### Directions
Go through the entries below and say how many lines hold the word "Rating". Nothing else is needed.

### Records provided
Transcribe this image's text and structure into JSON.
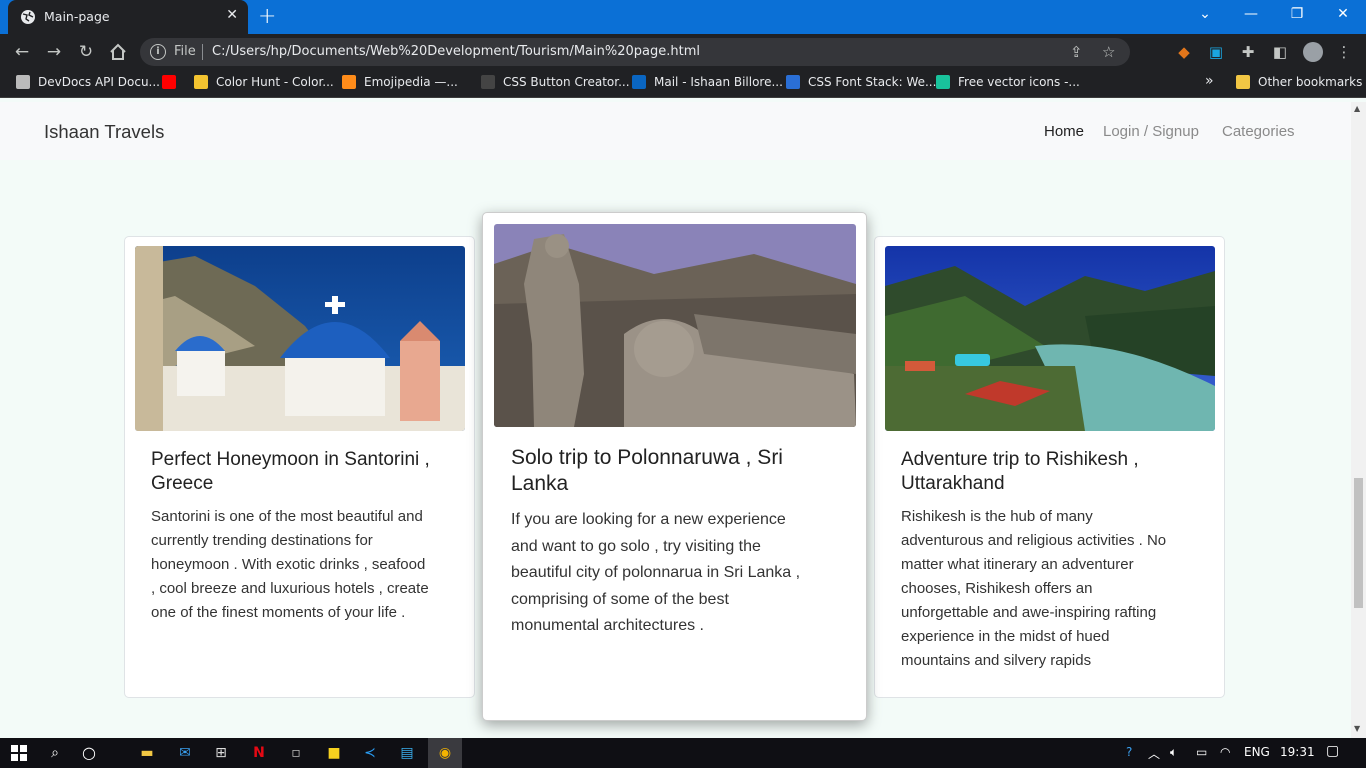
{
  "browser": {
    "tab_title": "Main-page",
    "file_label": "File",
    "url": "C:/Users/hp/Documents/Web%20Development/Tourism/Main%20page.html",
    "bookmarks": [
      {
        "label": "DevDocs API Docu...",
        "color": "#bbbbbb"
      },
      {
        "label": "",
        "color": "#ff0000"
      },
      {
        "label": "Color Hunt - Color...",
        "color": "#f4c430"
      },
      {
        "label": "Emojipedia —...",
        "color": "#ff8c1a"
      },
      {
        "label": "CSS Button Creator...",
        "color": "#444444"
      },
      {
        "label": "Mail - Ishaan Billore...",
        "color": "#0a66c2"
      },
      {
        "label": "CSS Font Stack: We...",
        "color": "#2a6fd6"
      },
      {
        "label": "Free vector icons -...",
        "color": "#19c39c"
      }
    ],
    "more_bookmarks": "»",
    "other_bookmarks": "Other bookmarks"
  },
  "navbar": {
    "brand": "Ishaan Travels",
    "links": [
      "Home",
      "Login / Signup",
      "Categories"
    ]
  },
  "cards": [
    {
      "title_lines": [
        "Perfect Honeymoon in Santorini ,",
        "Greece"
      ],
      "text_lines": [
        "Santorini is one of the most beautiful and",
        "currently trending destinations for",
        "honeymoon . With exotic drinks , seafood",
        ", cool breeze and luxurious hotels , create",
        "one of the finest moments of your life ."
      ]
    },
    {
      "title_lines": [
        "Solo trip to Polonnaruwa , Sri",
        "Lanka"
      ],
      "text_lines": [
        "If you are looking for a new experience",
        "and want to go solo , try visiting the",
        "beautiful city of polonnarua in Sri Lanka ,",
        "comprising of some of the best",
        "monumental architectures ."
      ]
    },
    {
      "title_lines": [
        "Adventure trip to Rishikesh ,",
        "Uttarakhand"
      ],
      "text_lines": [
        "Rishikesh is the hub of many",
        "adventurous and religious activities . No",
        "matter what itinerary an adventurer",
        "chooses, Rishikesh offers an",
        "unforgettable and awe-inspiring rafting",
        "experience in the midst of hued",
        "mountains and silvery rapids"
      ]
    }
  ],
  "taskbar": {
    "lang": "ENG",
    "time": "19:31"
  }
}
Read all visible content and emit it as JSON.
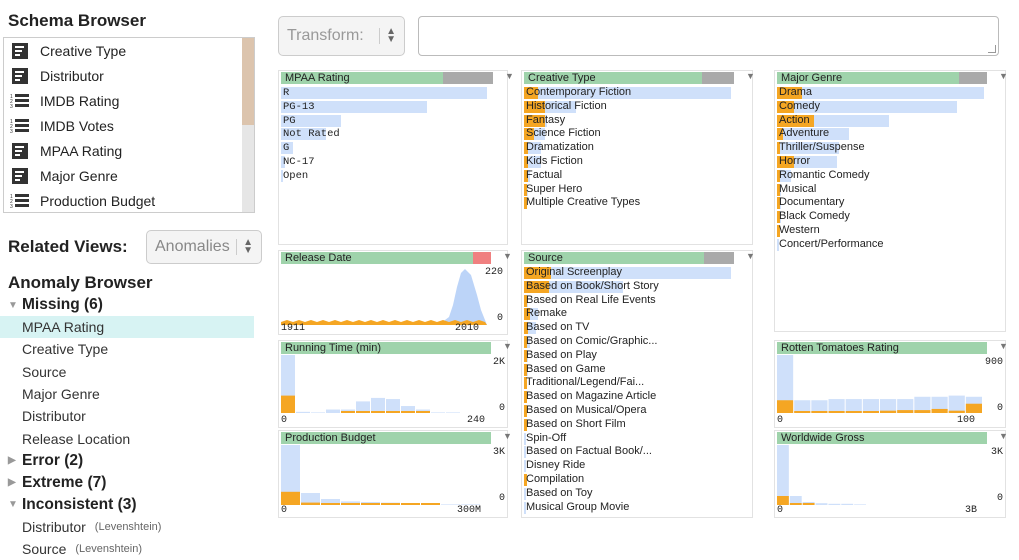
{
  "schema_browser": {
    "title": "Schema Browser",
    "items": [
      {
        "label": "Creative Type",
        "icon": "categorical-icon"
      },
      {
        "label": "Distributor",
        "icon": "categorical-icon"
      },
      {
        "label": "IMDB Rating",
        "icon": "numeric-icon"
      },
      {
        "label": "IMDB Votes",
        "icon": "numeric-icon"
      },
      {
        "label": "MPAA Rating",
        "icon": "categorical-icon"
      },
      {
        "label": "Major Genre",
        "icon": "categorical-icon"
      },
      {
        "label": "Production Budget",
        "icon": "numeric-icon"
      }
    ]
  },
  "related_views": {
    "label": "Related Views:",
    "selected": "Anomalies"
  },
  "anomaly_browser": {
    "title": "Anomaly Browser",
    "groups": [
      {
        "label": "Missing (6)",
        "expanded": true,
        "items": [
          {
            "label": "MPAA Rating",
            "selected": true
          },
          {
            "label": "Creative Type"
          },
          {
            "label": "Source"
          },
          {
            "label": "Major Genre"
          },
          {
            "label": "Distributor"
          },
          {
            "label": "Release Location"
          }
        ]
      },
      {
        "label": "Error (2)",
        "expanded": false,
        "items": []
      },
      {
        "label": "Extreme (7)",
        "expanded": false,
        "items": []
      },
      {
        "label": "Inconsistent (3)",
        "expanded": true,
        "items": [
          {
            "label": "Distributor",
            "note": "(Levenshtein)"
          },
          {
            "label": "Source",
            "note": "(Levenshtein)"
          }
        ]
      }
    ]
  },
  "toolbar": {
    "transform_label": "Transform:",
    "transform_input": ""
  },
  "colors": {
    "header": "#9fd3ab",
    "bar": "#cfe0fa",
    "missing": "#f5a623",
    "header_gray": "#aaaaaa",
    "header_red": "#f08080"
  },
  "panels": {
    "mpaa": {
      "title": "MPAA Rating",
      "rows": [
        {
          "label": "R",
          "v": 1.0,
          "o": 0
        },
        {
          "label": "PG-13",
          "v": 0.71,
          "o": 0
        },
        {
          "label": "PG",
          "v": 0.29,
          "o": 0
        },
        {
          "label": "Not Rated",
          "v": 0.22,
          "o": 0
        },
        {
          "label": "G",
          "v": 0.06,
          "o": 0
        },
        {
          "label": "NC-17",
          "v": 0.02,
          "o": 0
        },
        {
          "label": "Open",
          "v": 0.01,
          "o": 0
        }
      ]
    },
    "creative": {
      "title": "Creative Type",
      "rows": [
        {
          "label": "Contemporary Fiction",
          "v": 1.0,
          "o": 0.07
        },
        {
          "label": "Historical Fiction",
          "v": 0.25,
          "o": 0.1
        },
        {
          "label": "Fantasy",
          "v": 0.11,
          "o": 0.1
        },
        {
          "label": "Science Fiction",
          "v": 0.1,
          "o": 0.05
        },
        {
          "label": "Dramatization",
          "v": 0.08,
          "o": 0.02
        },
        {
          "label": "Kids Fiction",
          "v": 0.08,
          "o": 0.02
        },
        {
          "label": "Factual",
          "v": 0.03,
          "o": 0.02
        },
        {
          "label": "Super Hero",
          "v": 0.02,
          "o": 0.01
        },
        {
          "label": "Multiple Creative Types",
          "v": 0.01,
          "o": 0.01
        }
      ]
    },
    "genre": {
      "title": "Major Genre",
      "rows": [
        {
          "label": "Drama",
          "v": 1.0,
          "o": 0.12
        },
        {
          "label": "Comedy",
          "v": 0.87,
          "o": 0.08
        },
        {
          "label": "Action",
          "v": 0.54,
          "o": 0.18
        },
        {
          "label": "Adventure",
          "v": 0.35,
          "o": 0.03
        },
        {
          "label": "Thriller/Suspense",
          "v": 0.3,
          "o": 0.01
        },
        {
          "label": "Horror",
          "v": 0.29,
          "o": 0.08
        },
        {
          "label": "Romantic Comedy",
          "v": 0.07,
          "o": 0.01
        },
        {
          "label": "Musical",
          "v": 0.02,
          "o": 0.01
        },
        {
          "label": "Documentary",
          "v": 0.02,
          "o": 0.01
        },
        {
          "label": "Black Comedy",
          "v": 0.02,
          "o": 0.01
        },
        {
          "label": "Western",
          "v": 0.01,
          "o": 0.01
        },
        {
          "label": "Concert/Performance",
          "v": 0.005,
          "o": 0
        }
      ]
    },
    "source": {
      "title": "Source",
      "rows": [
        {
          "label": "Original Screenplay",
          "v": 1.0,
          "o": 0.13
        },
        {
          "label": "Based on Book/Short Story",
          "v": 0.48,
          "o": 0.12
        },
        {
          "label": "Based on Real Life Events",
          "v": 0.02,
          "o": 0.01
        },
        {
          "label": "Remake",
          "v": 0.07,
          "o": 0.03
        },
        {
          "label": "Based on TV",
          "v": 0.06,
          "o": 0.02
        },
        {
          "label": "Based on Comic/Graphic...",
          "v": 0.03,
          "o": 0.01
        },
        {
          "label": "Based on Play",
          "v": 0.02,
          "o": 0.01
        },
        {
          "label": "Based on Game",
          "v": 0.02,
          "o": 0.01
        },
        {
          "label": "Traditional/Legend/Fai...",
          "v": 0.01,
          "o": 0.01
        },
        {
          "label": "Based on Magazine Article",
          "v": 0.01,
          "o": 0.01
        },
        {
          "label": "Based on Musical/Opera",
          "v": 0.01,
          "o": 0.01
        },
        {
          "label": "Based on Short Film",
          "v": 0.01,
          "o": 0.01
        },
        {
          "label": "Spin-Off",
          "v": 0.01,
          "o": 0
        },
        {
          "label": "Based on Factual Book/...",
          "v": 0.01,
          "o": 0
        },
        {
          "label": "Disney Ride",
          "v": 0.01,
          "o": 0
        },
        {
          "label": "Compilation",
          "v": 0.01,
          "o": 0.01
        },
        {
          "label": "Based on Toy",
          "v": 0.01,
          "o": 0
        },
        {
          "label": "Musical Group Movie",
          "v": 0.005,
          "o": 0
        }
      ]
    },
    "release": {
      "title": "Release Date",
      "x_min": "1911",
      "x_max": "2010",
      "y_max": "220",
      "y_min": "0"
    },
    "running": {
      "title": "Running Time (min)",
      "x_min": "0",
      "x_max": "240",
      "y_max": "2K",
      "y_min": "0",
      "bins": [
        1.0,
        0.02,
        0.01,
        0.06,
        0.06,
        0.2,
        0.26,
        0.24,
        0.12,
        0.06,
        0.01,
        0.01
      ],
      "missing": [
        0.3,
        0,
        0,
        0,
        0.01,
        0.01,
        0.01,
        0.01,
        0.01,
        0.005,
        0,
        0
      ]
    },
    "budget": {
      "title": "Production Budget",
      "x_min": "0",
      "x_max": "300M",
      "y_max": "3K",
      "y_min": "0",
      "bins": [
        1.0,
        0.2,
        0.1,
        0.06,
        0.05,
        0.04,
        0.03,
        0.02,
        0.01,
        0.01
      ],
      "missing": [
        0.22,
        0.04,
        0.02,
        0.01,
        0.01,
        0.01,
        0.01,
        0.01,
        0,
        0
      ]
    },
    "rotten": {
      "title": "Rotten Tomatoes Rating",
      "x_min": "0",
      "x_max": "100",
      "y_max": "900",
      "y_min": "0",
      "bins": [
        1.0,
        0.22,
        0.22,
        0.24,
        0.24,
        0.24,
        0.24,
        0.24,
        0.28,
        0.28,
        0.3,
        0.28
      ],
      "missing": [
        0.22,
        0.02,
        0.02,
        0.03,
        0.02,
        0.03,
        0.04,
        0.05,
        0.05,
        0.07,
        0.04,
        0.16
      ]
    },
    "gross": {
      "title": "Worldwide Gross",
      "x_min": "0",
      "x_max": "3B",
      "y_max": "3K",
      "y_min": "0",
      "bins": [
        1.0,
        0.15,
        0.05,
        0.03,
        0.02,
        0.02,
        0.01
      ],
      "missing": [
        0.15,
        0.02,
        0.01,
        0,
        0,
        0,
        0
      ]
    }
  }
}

### Task output
5